The evening slips swiftly to darkness and a silent V of geese flying southward divide the sky into gradients of vanishing light.
I pause from the labor of mulching the vacant garden, watching the geese disappear just as I watched them arrive seven months ago. It’s time — the last of the oak leaves are swirling down to drift on the still lake and there’s snow in the forecast.
It doesn’t feel that long ago that the geese arrived, their incessant honking an orchestra demanding spring. They made their nests, hatched eggs, and raised young here — a whole new generation of birds now winging across the autumn sky. Summer never seems long enough for all the things I want to accomplish, but now standing under a sky fast fading to night, I find I am nearly ready for winter.

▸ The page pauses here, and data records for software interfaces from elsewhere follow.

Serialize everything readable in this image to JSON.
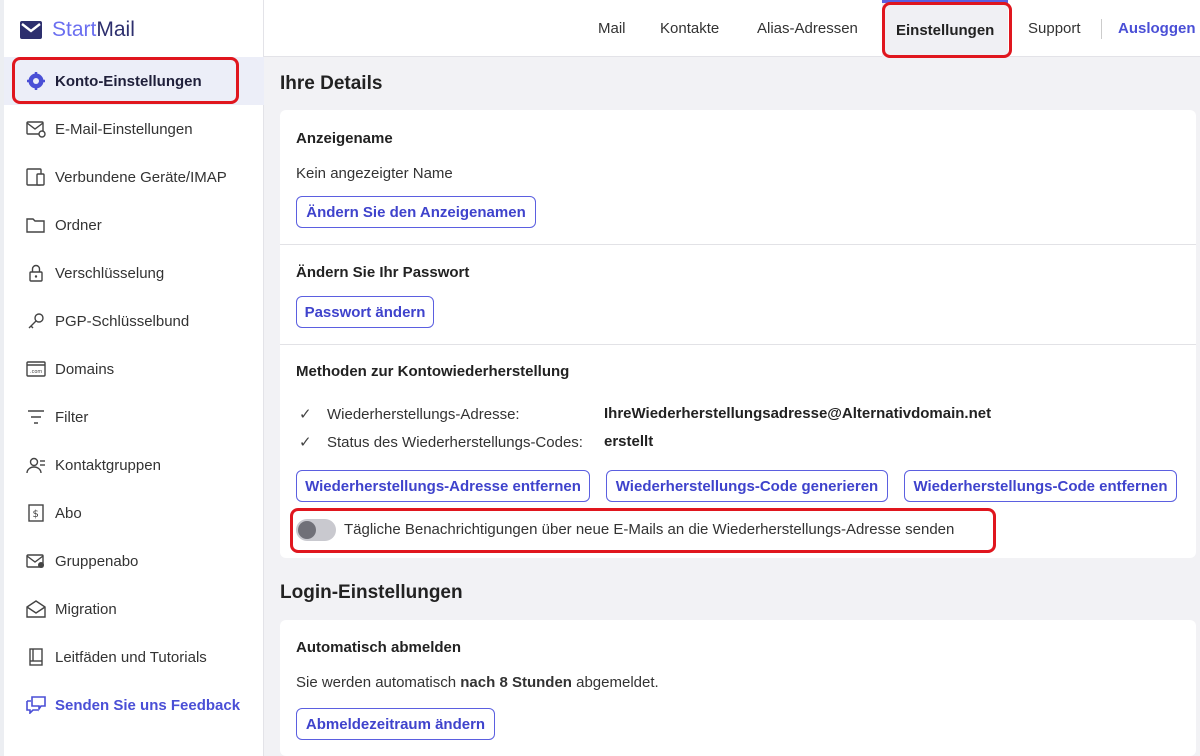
{
  "app": {
    "logo_start": "Start",
    "logo_mail": "Mail"
  },
  "colors": {
    "accent": "#5b5fe0",
    "highlight": "#e0161e",
    "brand_dark": "#2d2f6e"
  },
  "topnav": {
    "mail": "Mail",
    "contacts": "Kontakte",
    "alias": "Alias-Adressen",
    "settings": "Einstellungen",
    "support": "Support",
    "logout": "Ausloggen"
  },
  "sidebar": {
    "items": [
      {
        "label": "Konto-Einstellungen",
        "icon": "gear-icon",
        "active": true
      },
      {
        "label": "E-Mail-Einstellungen",
        "icon": "mail-settings-icon"
      },
      {
        "label": "Verbundene Geräte/IMAP",
        "icon": "devices-icon"
      },
      {
        "label": "Ordner",
        "icon": "folder-icon"
      },
      {
        "label": "Verschlüsselung",
        "icon": "lock-icon"
      },
      {
        "label": "PGP-Schlüsselbund",
        "icon": "key-icon"
      },
      {
        "label": "Domains",
        "icon": "domain-icon"
      },
      {
        "label": "Filter",
        "icon": "filter-icon"
      },
      {
        "label": "Kontaktgruppen",
        "icon": "contact-groups-icon"
      },
      {
        "label": "Abo",
        "icon": "subscription-icon"
      },
      {
        "label": "Gruppenabo",
        "icon": "group-subscription-icon"
      },
      {
        "label": "Migration",
        "icon": "migration-icon"
      },
      {
        "label": "Leitfäden und Tutorials",
        "icon": "book-icon"
      },
      {
        "label": "Senden Sie uns Feedback",
        "icon": "feedback-icon"
      }
    ]
  },
  "details": {
    "title": "Ihre Details",
    "display_name": {
      "label": "Anzeigename",
      "value": "Kein angezeigter Name",
      "button": "Ändern Sie den Anzeigenamen"
    },
    "password": {
      "label": "Ändern Sie Ihr Passwort",
      "button": "Passwort ändern"
    },
    "recovery": {
      "label": "Methoden zur Kontowiederherstellung",
      "address_label": "Wiederherstellungs-Adresse:",
      "address_value": "IhreWiederherstellungsadresse@Alternativdomain.net",
      "code_label": "Status des Wiederherstellungs-Codes:",
      "code_value": "erstellt",
      "btn_remove_address": "Wiederherstellungs-Adresse entfernen",
      "btn_generate_code": "Wiederherstellungs-Code generieren",
      "btn_remove_code": "Wiederherstellungs-Code entfernen",
      "toggle_label": "Tägliche Benachrichtigungen über neue E-Mails an die Wiederherstellungs-Adresse senden",
      "toggle_on": false
    }
  },
  "login": {
    "title": "Login-Einstellungen",
    "auto_logout": {
      "label": "Automatisch abmelden",
      "text_before": "Sie werden automatisch ",
      "text_bold": "nach 8 Stunden",
      "text_after": " abgemeldet.",
      "button": "Abmeldezeitraum ändern"
    }
  }
}
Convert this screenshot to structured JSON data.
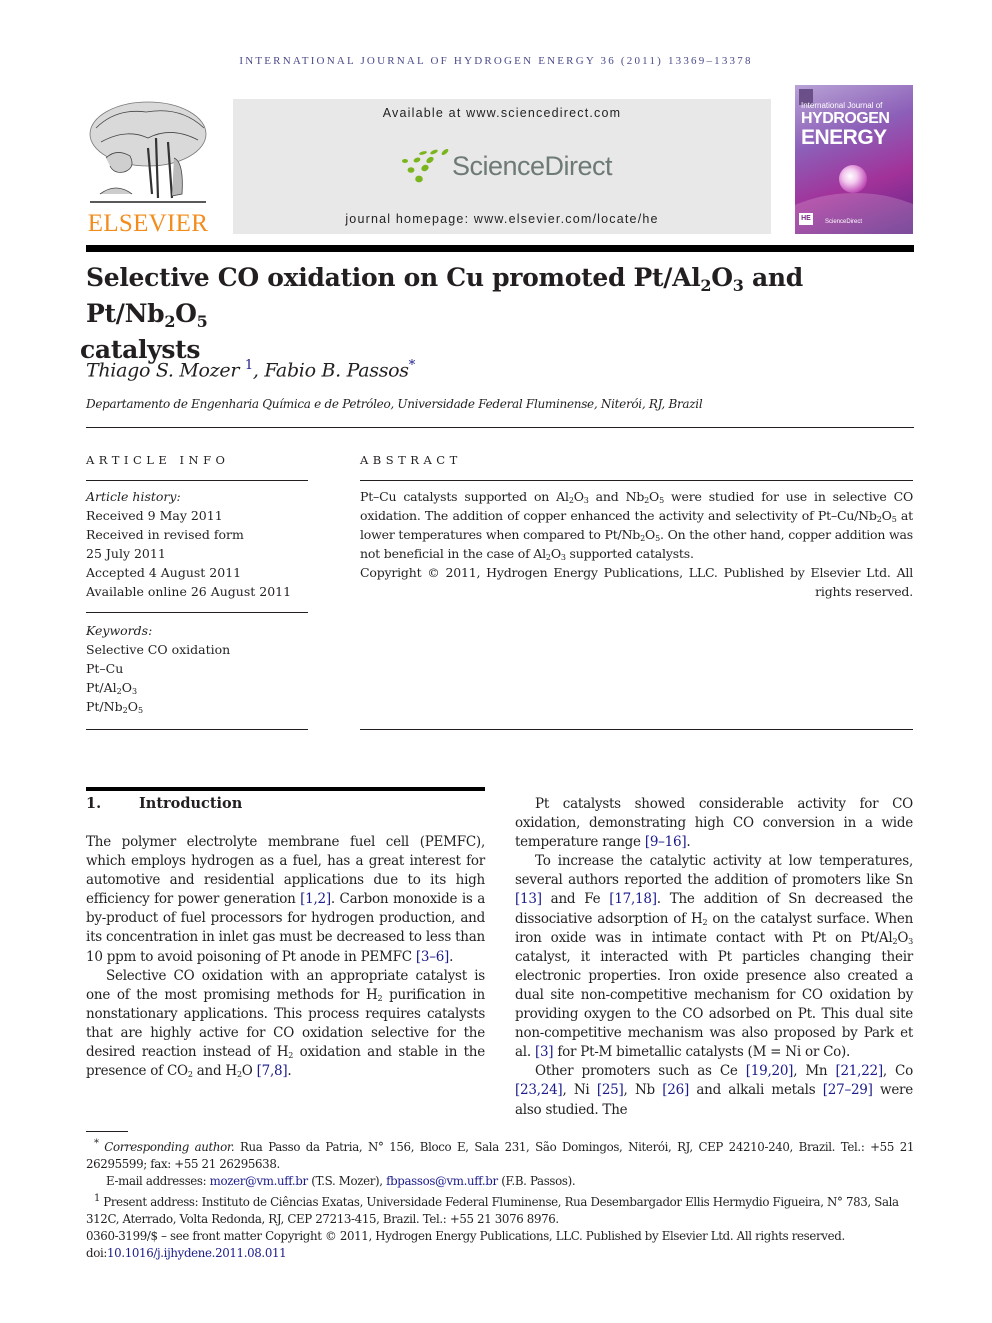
{
  "header": {
    "journal_line": "INTERNATIONAL JOURNAL OF HYDROGEN ENERGY 36 (2011) 13369–13378",
    "publisher_logo_text": "ELSEVIER",
    "available_at": "Available at www.sciencedirect.com",
    "sciencedirect_logo_text": "ScienceDirect",
    "journal_homepage": "journal homepage: www.elsevier.com/locate/he",
    "cover": {
      "line1": "International Journal of",
      "line2": "HYDROGEN",
      "line3": "ENERGY",
      "badge": "HE",
      "footer": "ScienceDirect"
    },
    "colors": {
      "elsevier_orange": "#f28c1c",
      "sd_green": "#7ab51d",
      "link_blue": "#1a1a8a"
    }
  },
  "article": {
    "title_parts": {
      "a": "Selective CO oxidation on Cu promoted Pt/Al",
      "b": "2",
      "c": "O",
      "d": "3",
      "e": " and Pt/Nb",
      "f": "2",
      "g": "O",
      "h": "5",
      "i": " catalysts"
    },
    "authors": [
      {
        "name": "Thiago S. Mozer",
        "mark": "1"
      },
      {
        "name": "Fabio B. Passos",
        "mark": "*"
      }
    ],
    "affiliation": "Departamento de Engenharia Química e de Petróleo, Universidade Federal Fluminense, Niterói, RJ, Brazil"
  },
  "article_info": {
    "heading": "ARTICLE INFO",
    "history_label": "Article history:",
    "history": [
      "Received 9 May 2011",
      "Received in revised form",
      "25 July 2011",
      "Accepted 4 August 2011",
      "Available online 26 August 2011"
    ],
    "keywords_label": "Keywords:",
    "keywords": [
      "Selective CO oxidation",
      "Pt–Cu",
      "Pt/Al2O3",
      "Pt/Nb2O5"
    ]
  },
  "abstract": {
    "heading": "ABSTRACT",
    "text_parts": {
      "p1": "Pt–Cu catalysts supported on Al",
      "p2": " and Nb",
      "p3": " were studied for use in selective CO oxidation. The addition of copper enhanced the activity and selectivity of Pt–Cu/Nb",
      "p4": " at lower temperatures when compared to Pt/Nb",
      "p5": ". On the other hand, copper addition was not beneficial in the case of Al",
      "p6": " supported catalysts."
    },
    "copyright": "Copyright © 2011, Hydrogen Energy Publications, LLC. Published by Elsevier Ltd. All rights reserved."
  },
  "section1": {
    "number": "1.",
    "title": "Introduction",
    "left_col": {
      "p1a": "The polymer electrolyte membrane fuel cell (PEMFC), which employs hydrogen as a fuel, has a great interest for automotive and residential applications due to its high efficiency for power generation ",
      "r1": "[1,2]",
      "p1b": ". Carbon monoxide is a by-product of fuel processors for hydrogen production, and its concentration in inlet gas must be decreased to less than 10 ppm to avoid poisoning of Pt anode in PEMFC ",
      "r2": "[3–6]",
      "p1c": ".",
      "p2a": "Selective CO oxidation with an appropriate catalyst is one of the most promising methods for H",
      "p2b": " purification in nonstationary applications. This process requires catalysts that are highly active for CO oxidation selective for the desired reaction instead of H",
      "p2c": " oxidation and stable in the presence of CO",
      "p2d": " and H",
      "p2e": "O ",
      "r3": "[7,8]",
      "p2f": "."
    },
    "right_col": {
      "p1a": "Pt catalysts showed considerable activity for CO oxidation, demonstrating high CO conversion in a wide temperature range ",
      "r1": "[9–16]",
      "p1b": ".",
      "p2a": "To increase the catalytic activity at low temperatures, several authors reported the addition of promoters like Sn ",
      "r2": "[13]",
      "p2b": " and Fe ",
      "r3": "[17,18]",
      "p2c": ". The addition of Sn decreased the dissociative adsorption of H",
      "p2d": " on the catalyst surface. When iron oxide was in intimate contact with Pt on Pt/Al",
      "p2e": " catalyst, it interacted with Pt particles changing their electronic properties. Iron oxide presence also created a dual site non-competitive mechanism for CO oxidation by providing oxygen to the CO adsorbed on Pt. This dual site non-competitive mechanism was also proposed by Park et al. ",
      "r4": "[3]",
      "p2f": " for Pt-M bimetallic catalysts (M = Ni or Co).",
      "p3a": "Other promoters such as Ce ",
      "r5": "[19,20]",
      "p3b": ", Mn ",
      "r6": "[21,22]",
      "p3c": ", Co ",
      "r7": "[23,24]",
      "p3d": ", Ni ",
      "r8": "[25]",
      "p3e": ", Nb ",
      "r9": "[26]",
      "p3f": " and alkali metals ",
      "r10": "[27–29]",
      "p3g": " were also studied. The"
    }
  },
  "footnotes": {
    "corr_mark": "*",
    "corr_label": "Corresponding author.",
    "corr_text": " Rua Passo da Patria, N° 156, Bloco E, Sala 231, São Domingos, Niterói, RJ, CEP 24210-240, Brazil. Tel.: +55 21 26295599; fax: +55 21 26295638.",
    "email_label": "E-mail addresses: ",
    "email1": "mozer@vm.uff.br",
    "email1_owner": " (T.S. Mozer), ",
    "email2": "fbpassos@vm.uff.br",
    "email2_owner": " (F.B. Passos).",
    "present_mark": "1",
    "present_text": " Present address: Instituto de Ciências Exatas, Universidade Federal Fluminense, Rua Desembargador Ellis Hermydio Figueira, N° 783, Sala 312C, Aterrado, Volta Redonda, RJ, CEP 27213-415, Brazil. Tel.: +55 21 3076 8976.",
    "issn_line": "0360-3199/$ – see front matter Copyright © 2011, Hydrogen Energy Publications, LLC. Published by Elsevier Ltd. All rights reserved.",
    "doi_label": "doi:",
    "doi": "10.1016/j.ijhydene.2011.08.011"
  }
}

The geese gone, I return to my work, burying straw and leaves under tired soil and pulling free the last of the tomato vines. This year was a fruitful one, and my cupboards and freezer are filled with food I grew or foraged. Inside the house, a pie brimming with wild apples and cranberries steams on the countertop. Now it is time for the soil to rest, the fresh organic material breaking down over months under snow.

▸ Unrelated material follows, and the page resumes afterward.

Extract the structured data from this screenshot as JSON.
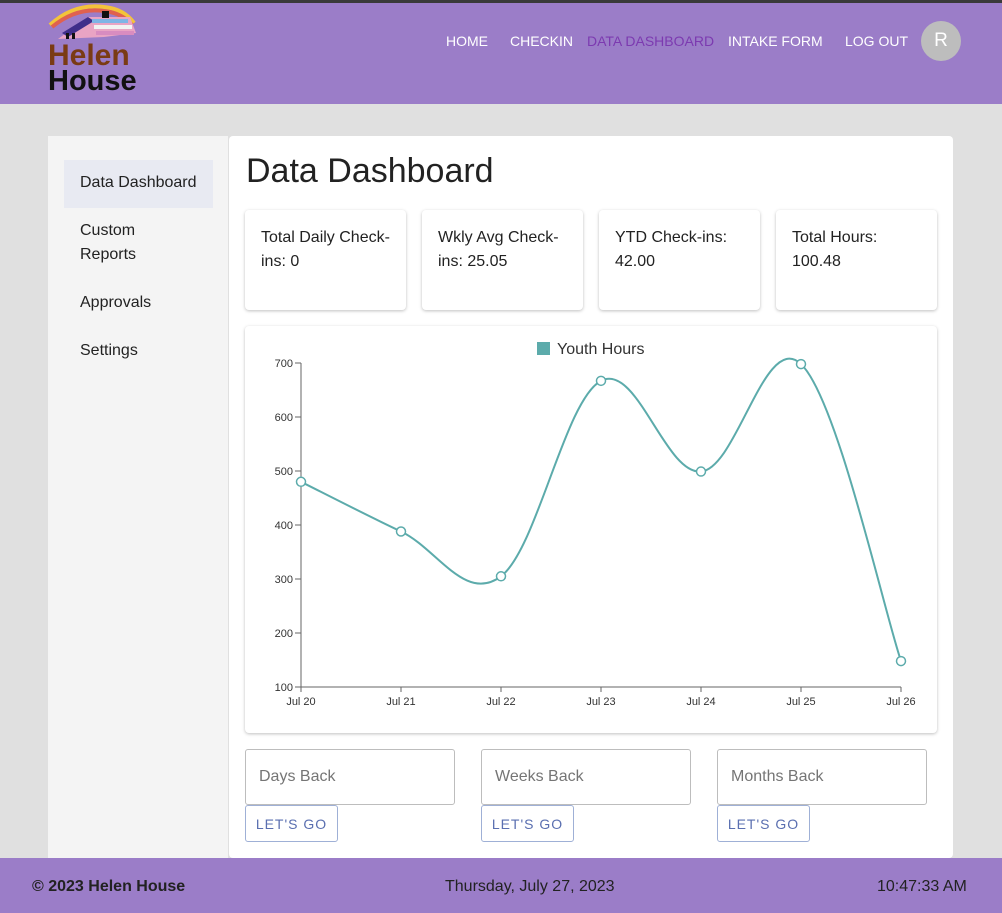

Even as I turn the last shovelful of dirt, a few beads of sleet fall from a sky torn between clouds and emerging stars. Perhaps the sleet will turn to snow in the next few weeks, and my garden will be buried under sheets of white. Next year when the snow melts and the geese are in the sky again, this earth will be new and ready for growing.
The last of daylight disappears like a magician pulling a sheet from the world, and a half moon hangs in the sky, open end tipped downward as if it is spilling snow toward earth. I put away the garden tools and head inside.